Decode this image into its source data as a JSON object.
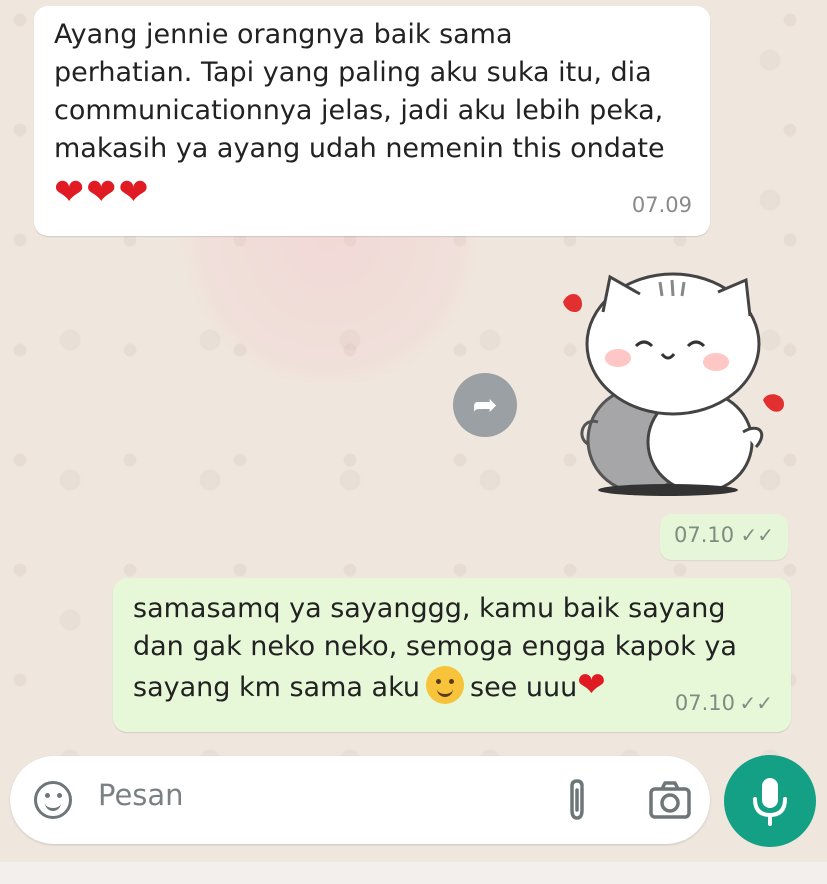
{
  "conversation": {
    "incoming_message": {
      "text": "Ayang jennie orangnya baik sama\nperhatian. Tapi yang paling aku suka itu, dia\ncommunicationnya jelas, jadi aku lebih peka,\nmakasih ya ayang udah nemenin this ondate",
      "hearts": "❤❤❤",
      "time": "07.09"
    },
    "sticker": {
      "icon": "cat-hug-sticker",
      "time": "07.10",
      "read_ticks": "✓✓"
    },
    "forward_icon": "forward-icon",
    "outgoing_message": {
      "line1": "samasamq ya sayanggg, kamu baik sayang",
      "line2": "dan gak neko neko, semoga engga kapok ya",
      "line3_prefix": "sayang km sama aku",
      "line3_suffix": "see uuu",
      "heart": "❤",
      "time": "07.10",
      "read_ticks": "✓✓"
    }
  },
  "composer": {
    "placeholder": "Pesan",
    "emoji_icon": "emoji-icon",
    "attach_icon": "paperclip-icon",
    "camera_icon": "camera-icon",
    "mic_icon": "mic-icon"
  },
  "colors": {
    "incoming_bubble": "#ffffff",
    "outgoing_bubble": "#e7f8d9",
    "accent": "#14a085",
    "heart": "#e01b24"
  }
}
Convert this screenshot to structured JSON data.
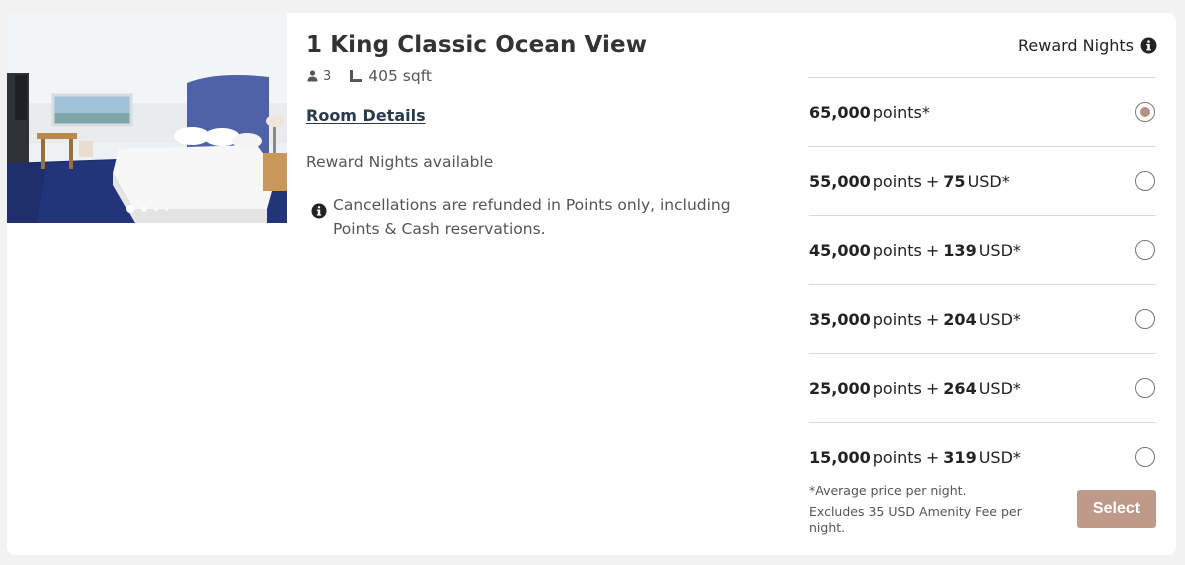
{
  "room": {
    "title": "1 King Classic Ocean View",
    "guests": "3",
    "size": "405 sqft",
    "details_link": "Room Details",
    "availability": "Reward Nights available",
    "cancellation_note": "Cancellations are refunded in Points only, including Points & Cash reservations.",
    "photo_carousel": {
      "slides_visible": 4,
      "active_index": 0
    }
  },
  "rates": {
    "header": "Reward Nights",
    "options": [
      {
        "points": "65,000",
        "points_label": "points*",
        "plus": "",
        "cash": "",
        "currency": "",
        "selected": true
      },
      {
        "points": "55,000",
        "points_label": "points",
        "plus": "+",
        "cash": "75",
        "currency": "USD*",
        "selected": false
      },
      {
        "points": "45,000",
        "points_label": "points",
        "plus": "+",
        "cash": "139",
        "currency": "USD*",
        "selected": false
      },
      {
        "points": "35,000",
        "points_label": "points",
        "plus": "+",
        "cash": "204",
        "currency": "USD*",
        "selected": false
      },
      {
        "points": "25,000",
        "points_label": "points",
        "plus": "+",
        "cash": "264",
        "currency": "USD*",
        "selected": false
      },
      {
        "points": "15,000",
        "points_label": "points",
        "plus": "+",
        "cash": "319",
        "currency": "USD*",
        "selected": false
      }
    ],
    "footnote_average": "*Average price per night.",
    "footnote_fee": "Excludes 35 USD Amenity Fee per night.",
    "select_label": "Select"
  },
  "icons": {
    "guest": "person-icon",
    "size": "floor-plan-icon",
    "info": "info-circle-icon"
  },
  "colors": {
    "accent": "#bf9a8a",
    "radio_selected": "#b39384",
    "link": "#2a3a4d"
  }
}
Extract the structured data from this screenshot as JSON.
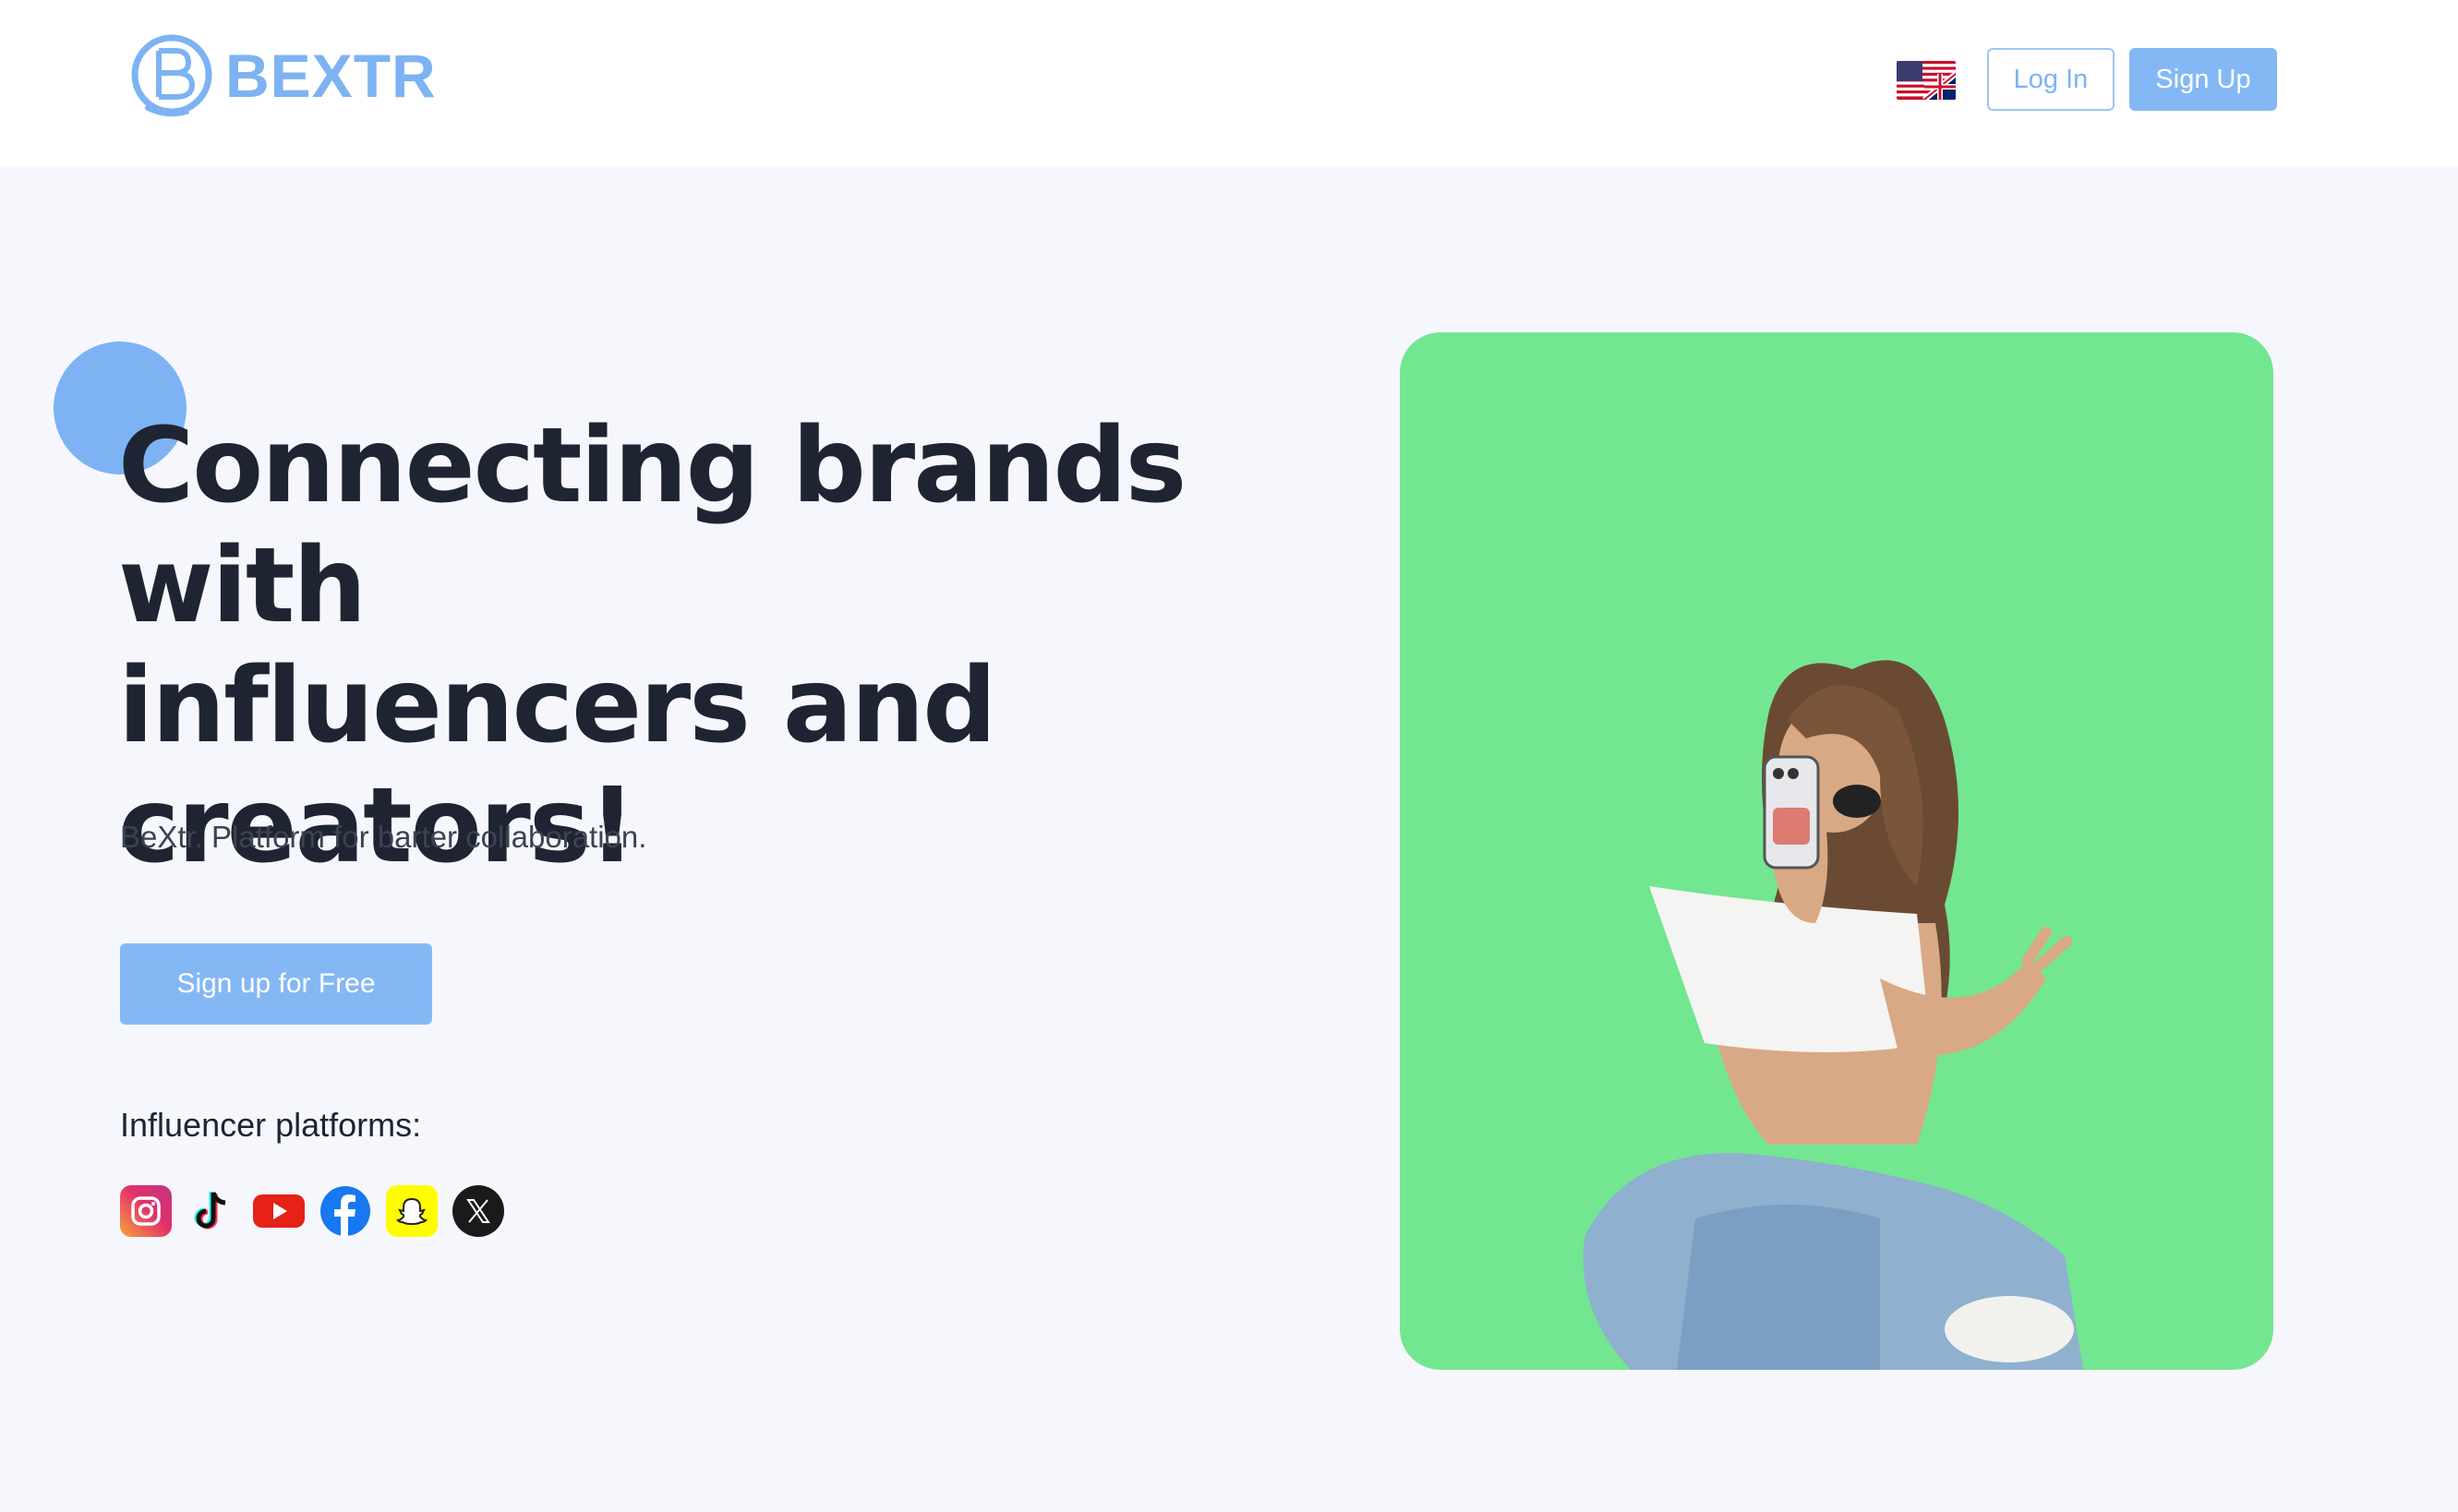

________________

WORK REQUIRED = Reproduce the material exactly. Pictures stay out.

SOLUTION =
Decode this image into its source data as a JSON object.
{
  "conversation": {
    "incoming_message": {
      "text": "Ayang jennie orangnya baik sama\nperhatian. Tapi yang paling aku suka itu, dia\ncommunicationnya jelas, jadi aku lebih peka,\nmakasih ya ayang udah nemenin this ondate",
      "hearts": "❤❤❤",
      "time": "07.09"
    },
    "sticker": {
      "icon": "cat-hug-sticker",
      "time": "07.10",
      "read_ticks": "✓✓"
    },
    "forward_icon": "forward-icon",
    "outgoing_message": {
      "line1": "samasamq ya sayanggg, kamu baik sayang",
      "line2": "dan gak neko neko, semoga engga kapok ya",
      "line3_prefix": "sayang km sama aku",
      "line3_suffix": "see uuu",
      "heart": "❤",
      "time": "07.10",
      "read_ticks": "✓✓"
    }
  },
  "composer": {
    "placeholder": "Pesan",
    "emoji_icon": "emoji-icon",
    "attach_icon": "paperclip-icon",
    "camera_icon": "camera-icon",
    "mic_icon": "mic-icon"
  },
  "colors": {
    "incoming_bubble": "#ffffff",
    "outgoing_bubble": "#e7f8d9",
    "accent": "#14a085",
    "heart": "#e01b24"
  }
}
Convert this screenshot to structured JSON data.
{
  "room": {
    "title": "1 King Classic Ocean View",
    "guests": "3",
    "size": "405 sqft",
    "details_link": "Room Details",
    "availability": "Reward Nights available",
    "cancellation_note": "Cancellations are refunded in Points only, including Points & Cash reservations.",
    "photo_carousel": {
      "slides_visible": 4,
      "active_index": 0
    }
  },
  "rates": {
    "header": "Reward Nights",
    "options": [
      {
        "points": "65,000",
        "points_label": "points*",
        "plus": "",
        "cash": "",
        "currency": "",
        "selected": true
      },
      {
        "points": "55,000",
        "points_label": "points",
        "plus": "+",
        "cash": "75",
        "currency": "USD*",
        "selected": false
      },
      {
        "points": "45,000",
        "points_label": "points",
        "plus": "+",
        "cash": "139",
        "currency": "USD*",
        "selected": false
      },
      {
        "points": "35,000",
        "points_label": "points",
        "plus": "+",
        "cash": "204",
        "currency": "USD*",
        "selected": false
      },
      {
        "points": "25,000",
        "points_label": "points",
        "plus": "+",
        "cash": "264",
        "currency": "USD*",
        "selected": false
      },
      {
        "points": "15,000",
        "points_label": "points",
        "plus": "+",
        "cash": "319",
        "currency": "USD*",
        "selected": false
      }
    ],
    "footnote_average": "*Average price per night.",
    "footnote_fee": "Excludes 35 USD Amenity Fee per night.",
    "select_label": "Select"
  },
  "icons": {
    "guest": "person-icon",
    "size": "floor-plan-icon",
    "info": "info-circle-icon"
  },
  "colors": {
    "accent": "#bf9a8a",
    "radio_selected": "#b39384",
    "link": "#2a3a4d"
  }
}
Extract the structured data from this screenshot as JSON.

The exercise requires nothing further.